The date when the house was built is unknown, it became the family house of the Treffry family in 1280 on the occasion of the marriage of Thomas Treffry to Elizabeth Boniface who was living at the Place at the time. When the French attacked the town in 1456, Elizabeth, wife of Thomas Treffry the Second, with her men repelled the French by pouring molten lead from the roof onto the attackers. It was fortified by Thomas like a castle in around 1458. Today the Place is still a family residence and the mansion is not open to the public.
Situated right next to the Town Quay it is the probable site of an Elizabethan poor house named after Frederick the Great, King of Prussia, who's victories in the Seven Years War had made him a hero in Britain. Originally it was the Old Compting House or Municipal Hall built over the columns of the old market, which is still remain to this day, but it was pulled down in 1886 and the Inn rebuilt on similar lines.
Dedicated to St. Finbar who passed through Fowey early in the 6th century on his way from Ireland to Rome. His Church was replaced by a Norman one, of which only the fine front remains. Rebuilt in 1336, partially destroyed in 1457 in an attack by the French when the town was burnt, it was again rebuilt by the Earl of Warwick.
The church's inside decoration bring one back to the medieval times. Grave stones that are placed in the church's wall, a beautiful decorated altar and lovely artistic windows give this church a romantic atmosphere.
The aquarium has been on Fowey Town Quay for over 50 years and houses a collection of fish from the local waters around Fowey. One can usually see fish like the sinister conger eel, which is an anglers favourite.
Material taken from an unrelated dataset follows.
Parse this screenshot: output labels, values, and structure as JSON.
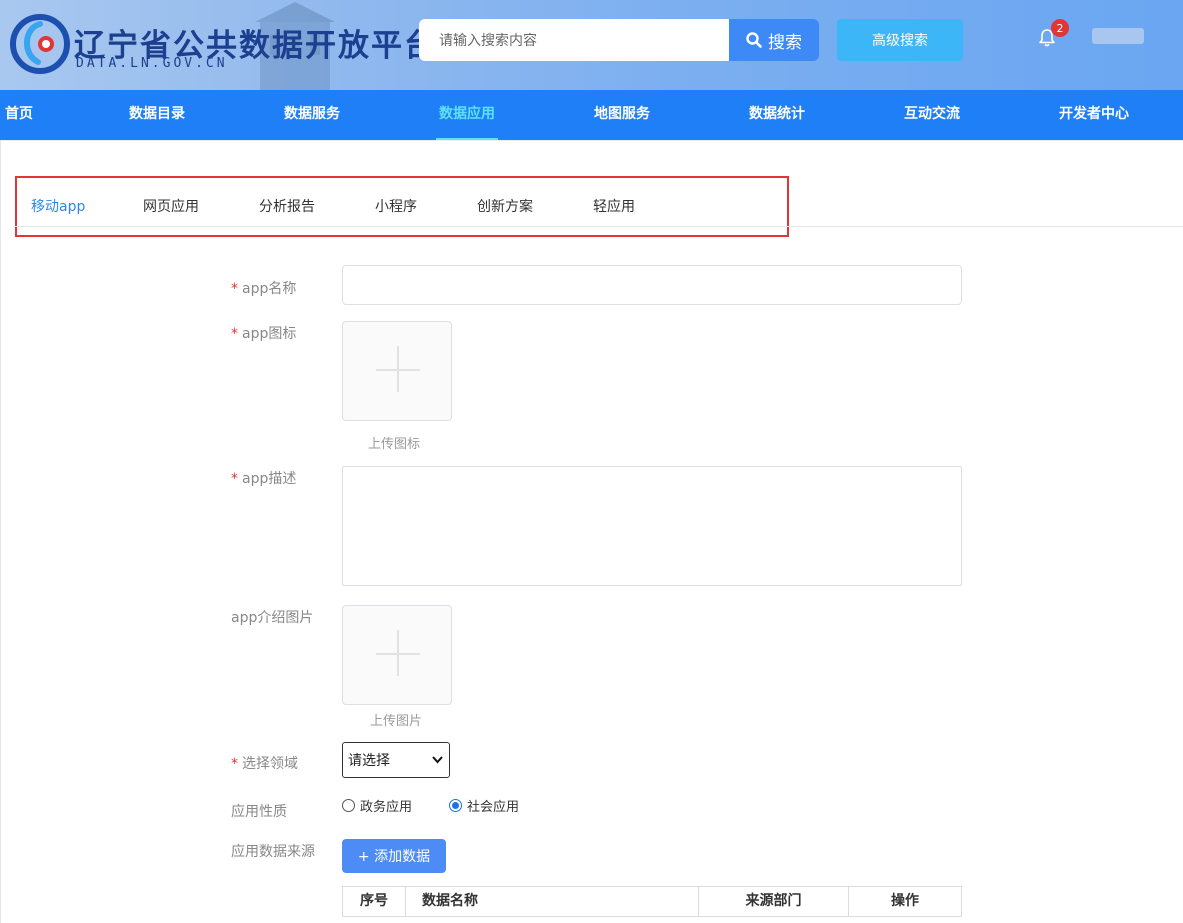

There is also a range of lobsters and crabs as well as a crab touch pool for children.
The museum is open from Easter until the end of September.
Fowey is the toast of yachtsmen and ramblers, but also of historians and archaeologists. Iron Age Man already lived here. The Romans came to visit and used the port and 1380 the Spanish, followed by the French in 1457 tried to burn it to the ground. Drake, Raleigh and Frobisher all sailed from Fowey and the harbour was surveyed by Cook before he became captain.
Although the museum is small it is packed with many interesting collections.
This fine Georgian building is on the site of a medieval rest house for pilgrims on their way to the shrine of St. James of Compostela in Spain. Records show that between 1412 and 1456 licenses were granted to seven Fowey shippers who carried approximately 350 pilgrims.
Built in 1570 by John Rasleigh, a celebrated merchant, it is named after his famous ship "Frances of Fowey". Although greatly altered over the centuries, one room remains much as it was originally with its ornamental ceiling, fine oak panelled walls and carved over the fireplace, the names of John and Ales Rashleigh and the date 1570.
This medieval house, reputedly the oldest building in Fowey was built in 1430 the year before Joan of Arc was burnt at the stake, before the War of the Roses and sixty years before Columbus discovered America.
The old kitchen is enchanting, walls fireplace and beams are very little altered from when they were built and some of the original cobbles remain to view.
The Town Quay is where all the roads meet, harbour cruises start and it offers a small parking area. It used the Town Quay as the central point to orientate myself with all the narrow streets that go and up and down the hill as well as along the Fowey valley.
Recorded as an Inn in 1782, it was probably a former private residence, for upstairs a plaster plaque commemorates a plaster ceiling in 1633. In the 17th century a group of plasterers were very active in the West Country and it would seem that at the time many houses in the area were embellished by their workmanship. The Inn was a meeting place for the Court Leet from 1787 to 1806 which had jurisdiction over harbour and shipping dues.
Surrounding the St. Fimbarrus Church is the old graveyard, which contains grave stones from the early centuries of Fowey as well as a monument to the fallen of the World Wars.
A tranquil setting right in the heart of Fowey.